→ ACTION ITEM
When a line in the entries contains the word "icon", copy that line in full.
==== DATASET ENTRIES ====
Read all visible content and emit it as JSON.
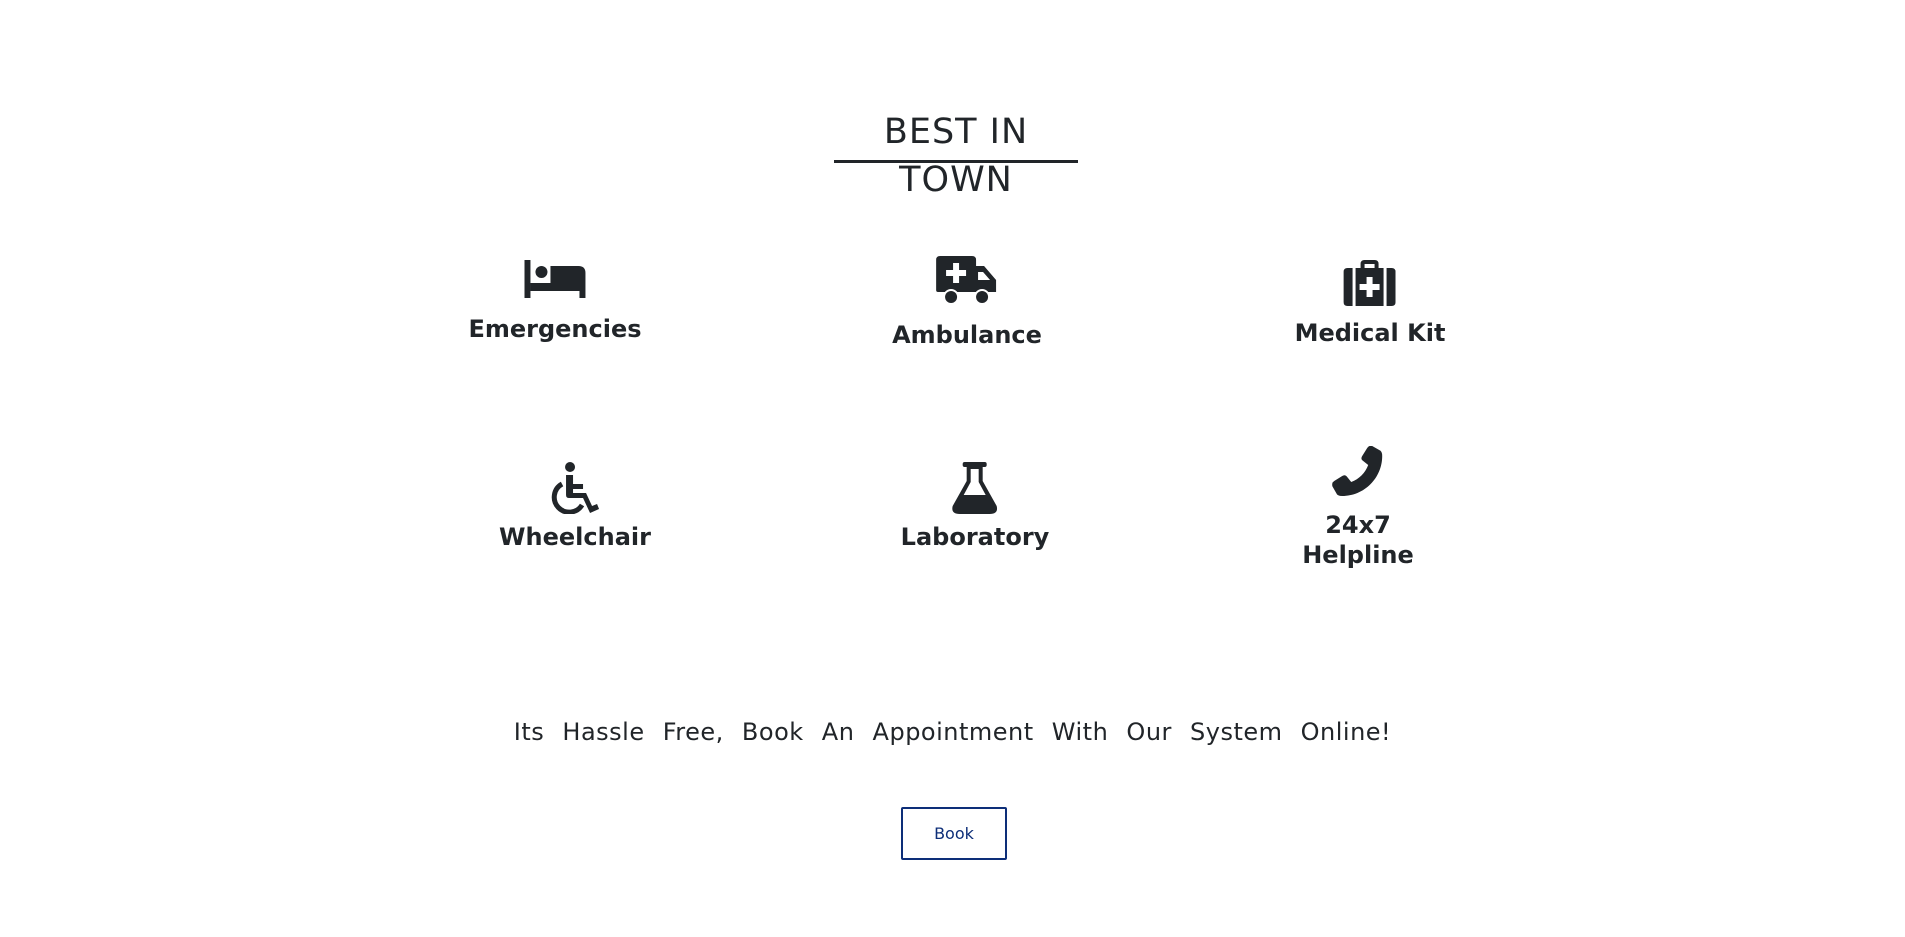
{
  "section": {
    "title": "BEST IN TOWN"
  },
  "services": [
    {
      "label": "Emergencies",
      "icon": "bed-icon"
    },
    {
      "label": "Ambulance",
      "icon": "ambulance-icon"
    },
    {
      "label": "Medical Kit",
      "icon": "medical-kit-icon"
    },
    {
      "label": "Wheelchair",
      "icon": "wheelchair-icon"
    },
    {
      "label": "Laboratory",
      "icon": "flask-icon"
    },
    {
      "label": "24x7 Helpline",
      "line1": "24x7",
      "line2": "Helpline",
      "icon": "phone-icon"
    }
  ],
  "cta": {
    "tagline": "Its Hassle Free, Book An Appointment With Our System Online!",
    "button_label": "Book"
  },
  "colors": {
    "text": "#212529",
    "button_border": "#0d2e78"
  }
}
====
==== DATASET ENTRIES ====
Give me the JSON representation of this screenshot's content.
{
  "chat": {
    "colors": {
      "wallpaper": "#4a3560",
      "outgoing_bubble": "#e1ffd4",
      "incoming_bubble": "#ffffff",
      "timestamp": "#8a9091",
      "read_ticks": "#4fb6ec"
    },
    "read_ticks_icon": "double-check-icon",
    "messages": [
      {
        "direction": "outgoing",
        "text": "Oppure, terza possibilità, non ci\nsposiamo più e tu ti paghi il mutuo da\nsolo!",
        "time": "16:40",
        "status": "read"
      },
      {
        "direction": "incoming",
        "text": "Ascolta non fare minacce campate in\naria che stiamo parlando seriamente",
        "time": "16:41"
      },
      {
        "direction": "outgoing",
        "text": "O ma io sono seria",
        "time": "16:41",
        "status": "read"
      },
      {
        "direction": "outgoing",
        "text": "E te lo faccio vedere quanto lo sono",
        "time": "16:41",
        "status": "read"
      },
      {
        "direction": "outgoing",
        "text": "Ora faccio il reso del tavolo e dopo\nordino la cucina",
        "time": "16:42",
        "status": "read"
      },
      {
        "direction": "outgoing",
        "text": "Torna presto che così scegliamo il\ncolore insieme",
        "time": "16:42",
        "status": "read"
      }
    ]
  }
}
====
→ ANSWER FOR THIS EXERCISE
      "icon": "bed-icon"
      "icon": "ambulance-icon"
      "icon": "medical-kit-icon"
      "icon": "wheelchair-icon"
      "icon": "flask-icon"
      "icon": "phone-icon"
    "read_ticks_icon": "double-check-icon",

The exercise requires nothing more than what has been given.